Saturday, 26 May 2012
Is a new debacle brewing for the NYPD?
Now, there’s a confessed suspect, and the mayor, the police commissioner and the tabloids were all over each other to be the first with the news. Everyone wanted a piece of the triumph especially after a highly publicized dig in a basement last month came up short, despite a cadaver dog’s indications of human remains.
There’s only one problem: the whole thing stinks. The alleged killer, 51-year-old Pedro Hernández, confessed to strangling the child. But Hernández also confessed to disposing of the body a block away from the crime (Patz was never found) and also just happens to be bipolar and schizophrenic with no history of pedophilia or violence. People confess to crimes they didn’t commit all the time, and the city fathers are looking shamelessly over-eager to declare themselves genius detectives with little hard evidence. One can imagine the impact on the grieving family if this turns out to be another round of highly visible bungling.
The NYPD and the criminal justice system in the city are not having a good spring, which may have further provoked incautious reflexes over the two-decade-old Patz case. The Times just exposed a long-standing practice by Brooklyn prosecutor Charles Hynds of ‘consulting’ with ultra-orthodox rabbis on sensitive child molestation cases when upstanding Jewish men are accused. The devastating two-part article by Ray Rivera and Sharon Otterman described a pattern of vicious harassment of accusers’ families by the insular orthodox and Hasidic communities based on the rabbis’ insistence that aggrieved parents come to them first and avoid civil authorities. (Parents who disobeyed were ruthlessly persecuted.) The pattern is painfully familiar from the Catholic Church’s sexual abuse saga, but the Hasidic leaders’ political clout remains intact due to their capacity to deliver huge blocs of votes with a single nod.
The Hasids’ argument is that a pedophilia accusation can ruin the reputation and life of men falsely accused, which would be a reasonable concern if it were balanced by any worry about the lives of molested children. (One advocate for orthodox children victimized by pedophiles became incensed when he realized how frequent sexual abuse lay at the root of their adjustment problems.) The NYPD and prosecutors aren’t shy with accusations against non-orthodox Jews—witness the case of the alleged ‘Gentleman Groper’, Karl Vanderoude, who was frog-marched across the city’s tabloids two weeks ago, then found to be completely innocent with ironclad alibis.
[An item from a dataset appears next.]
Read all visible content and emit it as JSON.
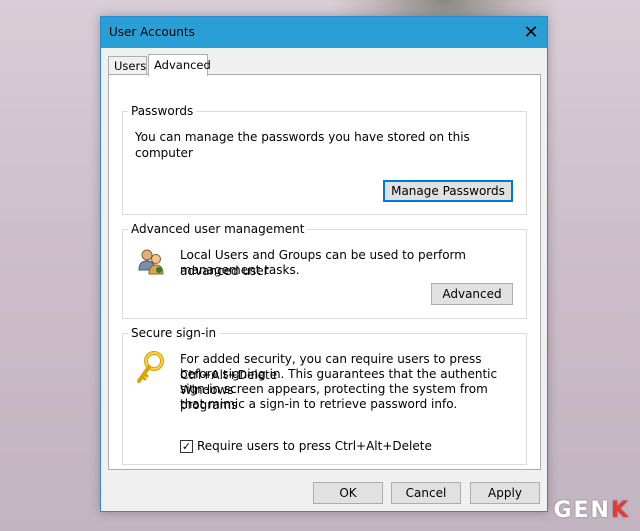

I wonder how much the experience of being shown to the world as an violent perv will affect Vanderoude’s employability in today’s troubled economy—but he had no powerful religious leaders on his side with whom to threaten prosecutors, and the tabloids are free to accuse anyone they like.
All this comes on top of the Department’s ongoing inability to reform itself on a much deeper level of endemic racism, trigger-happy officers (e.g., the Sean Bell assassination, the Ramarley Graham shooting, many other lesser-known cases), official fraud, and the grotesque stop-and-frisk policy that permanently criminalizes young black and Hispanic men. (The city is set to rack up 800,000 of these bogus stops this year, a 25% increase.) In the past year, NYPD officers have been accused of running a criminal gang out of one precinct, planting drugs on innocent detainees (one cop has confessed), and two high-profile rapes, one of which occurred a block away from my apartment. Then there’s the Adrian Schoolcraft accusations, that the city has an ongoing arrest quota system for beat cops while simultaneously downgrading serious crimes to make the statistics look good for Commissioner Ray Kelly and the mayor.
The NYPD was also caught racially profiling Muslims to snoop on their mosques and social organizations and no doubt to drum up skeery terror cases with agents provocateurs a la FBI—not that anyone cares much about that. And finally who can forget the Department’s shoddy performance over Occupy Wall Street, the kettling, the pepper-spraying, the beatings of journalists and general abuse of anyone who dares protest Wall Street greed. (Kelly, let us recall, once was head of security for a major brokerage house, Bear Stearns.)
All in all, the Department is not looking good these days, and the unseemly attempt to crow victory on the Etan Patz case isn’t going to help. Nonetheless, that won’t stop many commentators in this Most Liberal of All Cities from insisting that Ray Kelly should be our next mayor. If that doesn’t work, Democratic poobah, moneybags and Wall Street suck-up (Senator) Charles Schumer has another idea—he proposed last year that Kelly now head the FBI.
Posted by Tim Frasca at 01:13